Alexandra K. Murphy, University of Michigan

Poverty Research Group

We are developing the Transportation Security Index, a novel measure of access to adequate transportation modeled after the Food Security Index. This measure will enable researchers and policy makers to: uncover causal pathways through which transportation security is connected to individual wellbeing; understand in richer detail the variation in levels of transportation security by demographic group; and design policy solutions to address disadvantages in transportation security.

Brian Thiede, Louisiana State University

Racial and Ethnic Inequality Research Group

A majority of all births in the United States now come from racial and ethnic minority populations. The current project examines the extent to which today’s newborn children are exposed to disadvantaged family and community contexts in utero and in the early months of their lives. Over the next two decades, today’s disproportionately minority infants and youth will complete school, enter the workforce, and begin families of their own. Will they be adequately prepared for productive adult roles or are their circumstances at birth likely to disadvantage them over the life course?

Kristin Turney, University of California, Irvine

Poverty Research Group

It is well known that childhood poverty has deleterious consequences for children’s wellbeing, but much less research considers the time-varying or heterogeneous consequences of childhood poverty.

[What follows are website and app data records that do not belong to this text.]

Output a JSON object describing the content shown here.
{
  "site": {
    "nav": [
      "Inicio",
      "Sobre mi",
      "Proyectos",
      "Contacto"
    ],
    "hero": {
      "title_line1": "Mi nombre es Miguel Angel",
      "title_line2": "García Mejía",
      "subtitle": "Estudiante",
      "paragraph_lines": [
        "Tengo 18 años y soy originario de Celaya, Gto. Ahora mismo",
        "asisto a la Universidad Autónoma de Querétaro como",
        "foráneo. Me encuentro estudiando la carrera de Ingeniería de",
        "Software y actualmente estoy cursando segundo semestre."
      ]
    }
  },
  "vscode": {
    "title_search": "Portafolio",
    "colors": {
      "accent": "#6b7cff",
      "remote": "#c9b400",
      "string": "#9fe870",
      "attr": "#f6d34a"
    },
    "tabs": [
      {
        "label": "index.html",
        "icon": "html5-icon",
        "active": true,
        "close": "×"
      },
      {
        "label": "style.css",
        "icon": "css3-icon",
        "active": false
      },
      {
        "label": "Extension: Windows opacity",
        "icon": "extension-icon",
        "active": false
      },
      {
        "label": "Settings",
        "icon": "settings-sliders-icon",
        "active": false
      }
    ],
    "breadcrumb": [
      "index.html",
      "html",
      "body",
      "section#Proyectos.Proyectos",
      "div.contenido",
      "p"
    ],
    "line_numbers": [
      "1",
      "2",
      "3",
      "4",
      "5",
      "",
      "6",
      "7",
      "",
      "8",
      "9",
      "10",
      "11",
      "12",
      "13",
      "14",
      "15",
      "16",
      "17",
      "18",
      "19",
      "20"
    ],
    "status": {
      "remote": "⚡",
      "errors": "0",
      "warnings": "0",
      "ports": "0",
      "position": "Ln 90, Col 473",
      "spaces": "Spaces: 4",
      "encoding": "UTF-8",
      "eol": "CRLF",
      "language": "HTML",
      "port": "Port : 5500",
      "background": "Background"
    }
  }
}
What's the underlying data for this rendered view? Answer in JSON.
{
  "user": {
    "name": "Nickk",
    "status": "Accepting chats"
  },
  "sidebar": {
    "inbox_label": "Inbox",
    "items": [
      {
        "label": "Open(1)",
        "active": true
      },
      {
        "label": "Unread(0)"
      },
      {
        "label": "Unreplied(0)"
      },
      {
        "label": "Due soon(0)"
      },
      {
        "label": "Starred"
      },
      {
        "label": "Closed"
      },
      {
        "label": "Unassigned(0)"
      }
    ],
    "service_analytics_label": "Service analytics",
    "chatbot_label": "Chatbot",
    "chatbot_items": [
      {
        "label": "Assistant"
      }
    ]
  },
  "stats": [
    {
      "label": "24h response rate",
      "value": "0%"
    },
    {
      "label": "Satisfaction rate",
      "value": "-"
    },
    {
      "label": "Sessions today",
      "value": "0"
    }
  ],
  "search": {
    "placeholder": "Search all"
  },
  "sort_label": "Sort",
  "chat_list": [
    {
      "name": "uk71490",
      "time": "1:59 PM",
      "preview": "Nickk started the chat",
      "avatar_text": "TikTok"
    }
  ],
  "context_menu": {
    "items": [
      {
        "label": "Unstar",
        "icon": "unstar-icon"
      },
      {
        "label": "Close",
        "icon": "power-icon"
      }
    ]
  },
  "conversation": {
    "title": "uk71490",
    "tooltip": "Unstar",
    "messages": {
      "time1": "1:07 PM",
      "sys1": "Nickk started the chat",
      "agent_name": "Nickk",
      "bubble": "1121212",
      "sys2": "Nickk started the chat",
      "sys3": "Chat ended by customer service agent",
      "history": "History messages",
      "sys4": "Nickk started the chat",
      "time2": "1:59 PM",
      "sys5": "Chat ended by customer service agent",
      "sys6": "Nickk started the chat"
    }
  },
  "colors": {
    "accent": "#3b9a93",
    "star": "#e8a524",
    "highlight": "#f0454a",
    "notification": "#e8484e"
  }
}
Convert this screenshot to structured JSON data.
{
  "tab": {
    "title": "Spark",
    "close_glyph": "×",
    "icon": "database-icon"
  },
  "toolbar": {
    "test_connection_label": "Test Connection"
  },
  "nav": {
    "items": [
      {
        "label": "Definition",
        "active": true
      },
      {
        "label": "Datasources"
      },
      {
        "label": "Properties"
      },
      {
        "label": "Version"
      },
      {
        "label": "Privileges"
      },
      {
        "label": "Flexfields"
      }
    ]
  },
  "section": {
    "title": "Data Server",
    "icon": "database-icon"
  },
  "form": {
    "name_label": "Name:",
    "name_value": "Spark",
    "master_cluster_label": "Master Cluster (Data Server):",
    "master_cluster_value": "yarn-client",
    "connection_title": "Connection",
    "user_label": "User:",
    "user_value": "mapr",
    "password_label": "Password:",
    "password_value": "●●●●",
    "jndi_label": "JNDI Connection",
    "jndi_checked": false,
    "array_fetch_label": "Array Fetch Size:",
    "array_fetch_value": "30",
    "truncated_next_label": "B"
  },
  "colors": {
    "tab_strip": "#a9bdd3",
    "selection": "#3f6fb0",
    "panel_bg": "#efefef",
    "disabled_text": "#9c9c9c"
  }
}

In this project, I will use data from the Early Childhood Longitudinal Study-Kindergarten Cohort (ECLS-K) and the Early Childhood Longitudinal Study-Kindergarten Cohort:2010-2011 (ECLS- K:2011) to examine the time-varying and heterogeneous treatment effects of childhood poverty on children’s academic, behavioral, and health outcomes.